inessential by Brent Simmons

Init Question

What’s the best practice for this situation?

Let’s say you have an object where initWithSomething could fail due to bad inputs or other error.

Let’s also say that, if it fails, an error should probably be presented to the user.

If it helps to think about a concrete case, think of a Core Data stack object. (This post is not about Core Data. This is just an example.)

Init might look something like this:

- (instancetype)​initWithFolder:​(NSString \*)​folder modelName:​(NSString \*)​modelName databaseName:​(NSString \*)​databaseName;

There are two reasons it could fail:

  1. Inputs are bad. (For instance: folder is nil, or modelName has a typo.)

  2. A method called during init fails. For example, -[NSPersistentStoreCoordinator addPersistenStoreWithType:​configuration:​URL:​options:​error:] could fail.

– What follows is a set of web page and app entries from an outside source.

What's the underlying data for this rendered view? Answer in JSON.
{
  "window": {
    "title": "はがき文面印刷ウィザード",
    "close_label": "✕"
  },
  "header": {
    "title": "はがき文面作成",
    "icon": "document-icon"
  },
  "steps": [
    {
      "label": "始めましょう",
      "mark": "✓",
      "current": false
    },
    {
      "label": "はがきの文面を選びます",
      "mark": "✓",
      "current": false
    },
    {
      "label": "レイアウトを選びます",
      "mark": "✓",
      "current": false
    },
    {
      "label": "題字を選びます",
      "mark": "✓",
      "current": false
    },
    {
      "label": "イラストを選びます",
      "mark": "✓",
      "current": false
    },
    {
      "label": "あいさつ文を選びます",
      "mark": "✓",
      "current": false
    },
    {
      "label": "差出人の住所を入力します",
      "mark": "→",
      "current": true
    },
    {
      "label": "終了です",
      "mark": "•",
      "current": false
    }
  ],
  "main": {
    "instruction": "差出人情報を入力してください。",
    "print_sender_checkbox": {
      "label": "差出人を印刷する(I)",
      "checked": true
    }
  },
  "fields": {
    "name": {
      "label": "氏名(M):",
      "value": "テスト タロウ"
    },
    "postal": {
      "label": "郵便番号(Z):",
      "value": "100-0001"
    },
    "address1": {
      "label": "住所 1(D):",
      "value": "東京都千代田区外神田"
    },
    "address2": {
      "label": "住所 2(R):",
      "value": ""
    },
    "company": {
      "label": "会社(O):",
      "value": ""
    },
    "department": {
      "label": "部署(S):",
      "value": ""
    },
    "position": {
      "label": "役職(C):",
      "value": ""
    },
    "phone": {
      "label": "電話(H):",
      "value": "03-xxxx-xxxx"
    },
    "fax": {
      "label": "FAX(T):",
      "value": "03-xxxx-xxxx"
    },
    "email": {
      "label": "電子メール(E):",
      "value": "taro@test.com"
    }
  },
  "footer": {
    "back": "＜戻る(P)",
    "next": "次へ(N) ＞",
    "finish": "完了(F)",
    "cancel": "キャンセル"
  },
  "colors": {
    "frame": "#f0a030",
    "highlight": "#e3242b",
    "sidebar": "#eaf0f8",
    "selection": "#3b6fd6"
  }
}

I can think of a few options, and I’m not sure I like any of them. So I’d love to know what you think.

Option 1: in-out error parameter

I don’t think I’ve ever seen a failable initializer with an in-out NSError ** parameter. (Do they exist? Maybe they do and I just haven’t noticed.)

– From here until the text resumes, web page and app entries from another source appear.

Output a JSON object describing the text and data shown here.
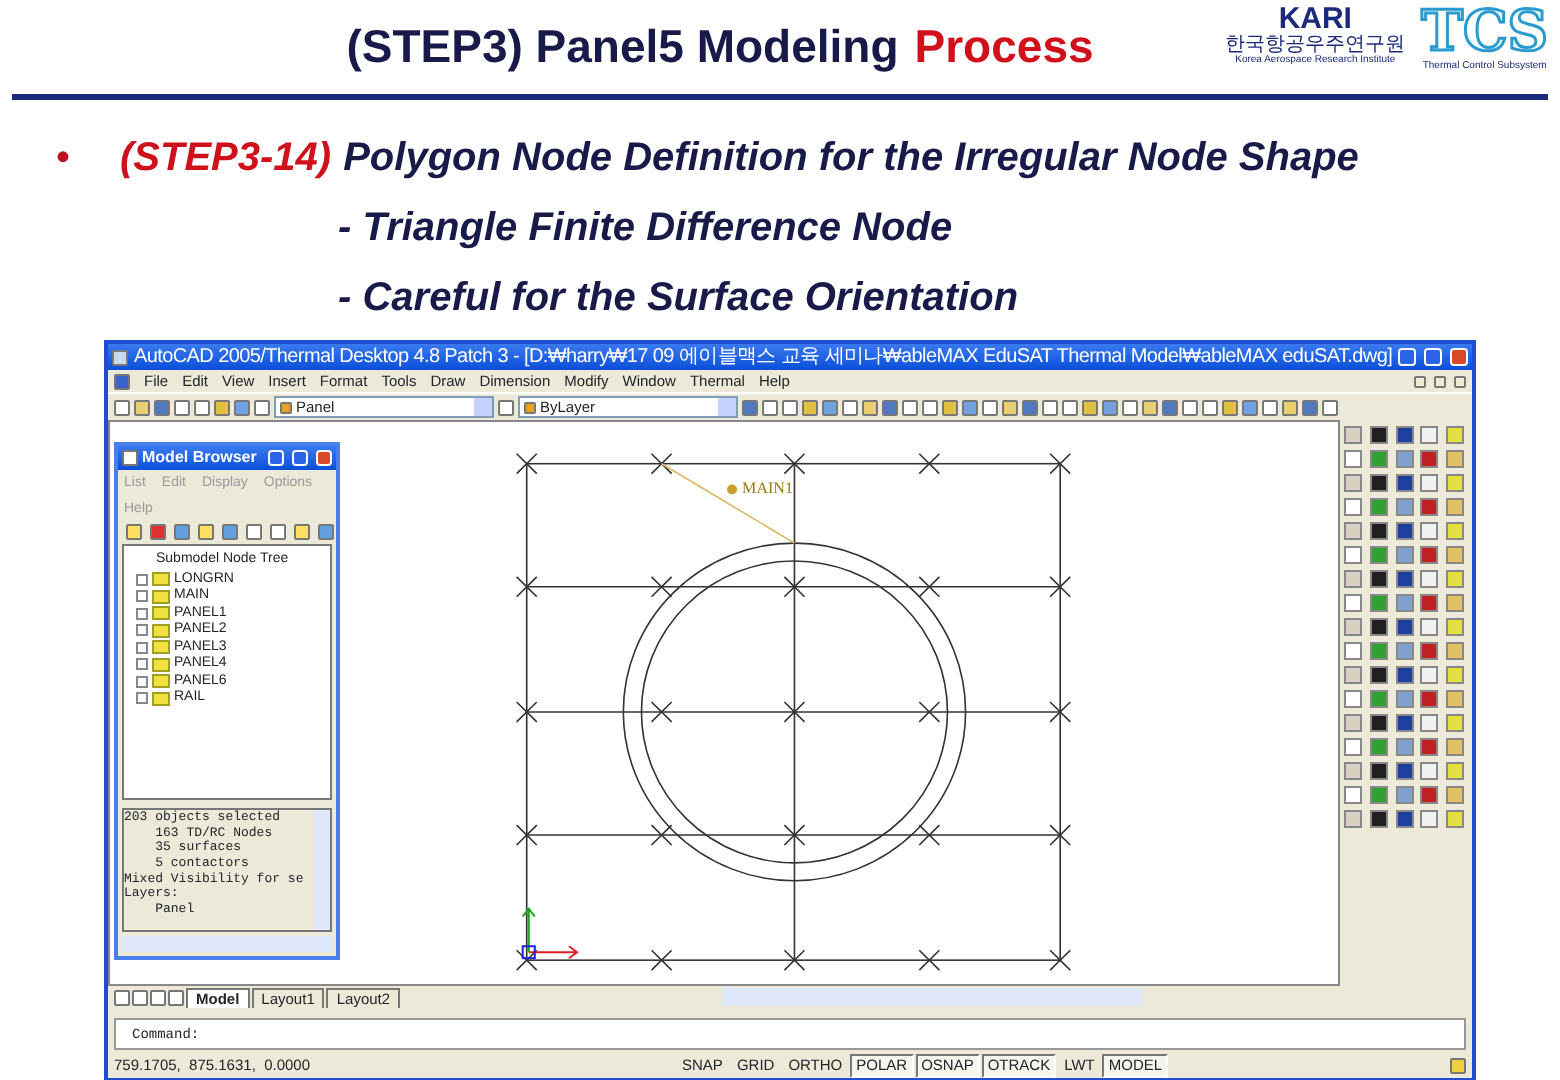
{
  "slide": {
    "title": "(STEP3) Panel5 Modeling",
    "title_accent": "Process",
    "logos": {
      "kari": {
        "name": "KARI",
        "korean": "한국항공우주연구원",
        "english": "Korea Aerospace Research Institute"
      },
      "tcs": {
        "name": "TCS",
        "subtitle": "Thermal Control Subsystem"
      }
    }
  },
  "bullet": {
    "marker": "•",
    "step": "(STEP3-14)",
    "heading": "Polygon Node Definition for the Irregular Node Shape",
    "sub_points": [
      "- Triangle Finite Difference Node",
      "- Careful for the Surface Orientation"
    ]
  },
  "app": {
    "window": {
      "title": "AutoCAD 2005/Thermal Desktop 4.8 Patch 3 - [D:₩harry₩17 09 에이블맥스 교육 세미나₩ableMAX EduSAT Thermal Model₩ableMAX eduSAT.dwg]"
    },
    "menu": [
      "File",
      "Edit",
      "View",
      "Insert",
      "Format",
      "Tools",
      "Draw",
      "Dimension",
      "Modify",
      "Window",
      "Thermal",
      "Help"
    ],
    "toolbar": {
      "layer": "Panel",
      "color_control": "ByLayer"
    },
    "model_browser": {
      "title": "Model Browser",
      "menu": [
        "List",
        "Edit",
        "Display",
        "Options",
        "Help"
      ],
      "tree_title": "Submodel Node Tree",
      "tree_items": [
        "LONGRN",
        "MAIN",
        "PANEL1",
        "PANEL2",
        "PANEL3",
        "PANEL4",
        "PANEL6",
        "RAIL"
      ],
      "info_lines": [
        "203 objects selected",
        "    163 TD/RC Nodes",
        "    35 surfaces",
        "    5 contactors",
        "Mixed Visibility for se",
        "Layers:",
        "    Panel"
      ]
    },
    "drawing": {
      "label": "MAIN1"
    },
    "layout_tabs": [
      {
        "label": "Model",
        "selected": true
      },
      {
        "label": "Layout1",
        "selected": false
      },
      {
        "label": "Layout2",
        "selected": false
      }
    ],
    "command": {
      "prompt": "Command:"
    },
    "status_bar": {
      "coordinates": "759.1705,  875.1631,  0.0000",
      "toggles": [
        {
          "label": "SNAP",
          "on": false
        },
        {
          "label": "GRID",
          "on": false
        },
        {
          "label": "ORTHO",
          "on": false
        },
        {
          "label": "POLAR",
          "on": true
        },
        {
          "label": "OSNAP",
          "on": true
        },
        {
          "label": "OTRACK",
          "on": true
        },
        {
          "label": "LWT",
          "on": false
        },
        {
          "label": "MODEL",
          "on": true
        }
      ]
    }
  }
}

The init method would look like this:

- (instancetype)​initWithFolder:​(NSString \*)​folder modelName:​(NSString \*)​modelName databaseName:​(NSString \*)​databaseName error:​(NSError **)error;

That seems ugly and unconventional to me. But it would reflect reality pretty well.

Update 1:15 pm: This is the winner! Look at NSString.h to see some examples.

Option 2: error property

Don’t fail in the initializer. Instead, create a property for the error:

@property (nonatomic) NSError *initError;

The caller of initWith… would have to check initError right after to see if there was an error. Ugly and unconventional again.

Option 3: initialize lazily

The main reason for this object is to provide properties for other objects and hide how they’re created.

The example could have a property like this:

@property (nonatomic) NSManagedObjectContext *context;

All the initialization of the stack could be put off until context is first referenced.

But, then, there’s still the issue of what to do with errors. Something like this instead of a property?

- (NSManagedObjectContext \*)context:(NSError **)error;

Ugh. Weird.

But maybe it’s less weird if the API is something like this:

@property (nonatomic) NSManagedObjectContext \*context;
- (BOOL)setupManagedObjectContext:(NSError **)error;

The caller of initWith… will have to call setupManaged​Object​Context before referencing the context property.

This is also weird because setting up context should be completely in the hands of the Core Data stack object. It shouldn’t be something a caller has to remember to do.

Option 4: assertions and faith

Use NSParameterAssert and NSAssert to catch programmer errors in debug builds — then assume that, once programmer errors are fixed, nothing else that technically can fail will actually fail.

This would mean believing that, in this case, -[NSPersistentStoreCoordinator addPersistenStoreWithType:​configuration:​URL:​options:​error:] would never fail as long as the inputs were good.

Arguably you should just call abort() if such a method fails with good inputs, on the grounds that the device has probably caught fire.

But still, that requires a certain amount of optimism — but optimism means doubt, and our job as programmers is to remove doubt.

Option 5: don’t use a separate object for this

Give up on the idea of encapsulating all this in reusable code. Instead, have the app delegate (or similar high-level object) do the setup. Presumably that high-level object can show errors to the user and decide what to do if things go wrong.

This answer is a bummer, though. I like reusable objects and I don’t like copy-and-paste.

But maybe I’ve proven that this option is the only responsible choice.

What am I missing?